*PROBLEM TO WORK ON*
In how many lines of the data below does the word "Columbus" appear? Reply with the number and nothing more.

[EXERCISE DATA Boundary: Start]

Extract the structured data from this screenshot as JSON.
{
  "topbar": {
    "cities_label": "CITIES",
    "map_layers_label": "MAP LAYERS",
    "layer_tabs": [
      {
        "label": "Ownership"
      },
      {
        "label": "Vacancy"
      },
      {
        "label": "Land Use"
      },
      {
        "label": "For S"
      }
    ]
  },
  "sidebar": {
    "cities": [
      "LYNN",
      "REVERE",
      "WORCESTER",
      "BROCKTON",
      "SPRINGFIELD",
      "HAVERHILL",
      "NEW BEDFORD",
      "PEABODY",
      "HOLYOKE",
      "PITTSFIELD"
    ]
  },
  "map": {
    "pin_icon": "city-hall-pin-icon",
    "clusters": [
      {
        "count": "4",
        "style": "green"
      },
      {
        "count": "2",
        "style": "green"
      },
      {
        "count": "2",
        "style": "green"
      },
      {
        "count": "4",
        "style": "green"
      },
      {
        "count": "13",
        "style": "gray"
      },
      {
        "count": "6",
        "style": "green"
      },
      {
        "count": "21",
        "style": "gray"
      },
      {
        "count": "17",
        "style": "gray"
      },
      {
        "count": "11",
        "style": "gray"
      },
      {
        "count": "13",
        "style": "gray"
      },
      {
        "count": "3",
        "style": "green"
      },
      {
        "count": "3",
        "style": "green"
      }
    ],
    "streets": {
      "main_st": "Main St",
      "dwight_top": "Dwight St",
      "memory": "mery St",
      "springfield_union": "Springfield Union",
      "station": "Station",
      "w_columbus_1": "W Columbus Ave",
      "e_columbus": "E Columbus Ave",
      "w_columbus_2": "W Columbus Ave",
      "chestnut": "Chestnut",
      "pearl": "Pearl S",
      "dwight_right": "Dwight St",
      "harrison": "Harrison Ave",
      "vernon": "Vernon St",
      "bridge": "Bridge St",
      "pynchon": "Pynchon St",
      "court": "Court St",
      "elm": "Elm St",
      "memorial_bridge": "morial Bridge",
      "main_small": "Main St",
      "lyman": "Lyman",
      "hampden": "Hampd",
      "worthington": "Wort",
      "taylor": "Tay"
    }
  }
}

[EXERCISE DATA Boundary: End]

*SOLUTION TO THIS TASK*
3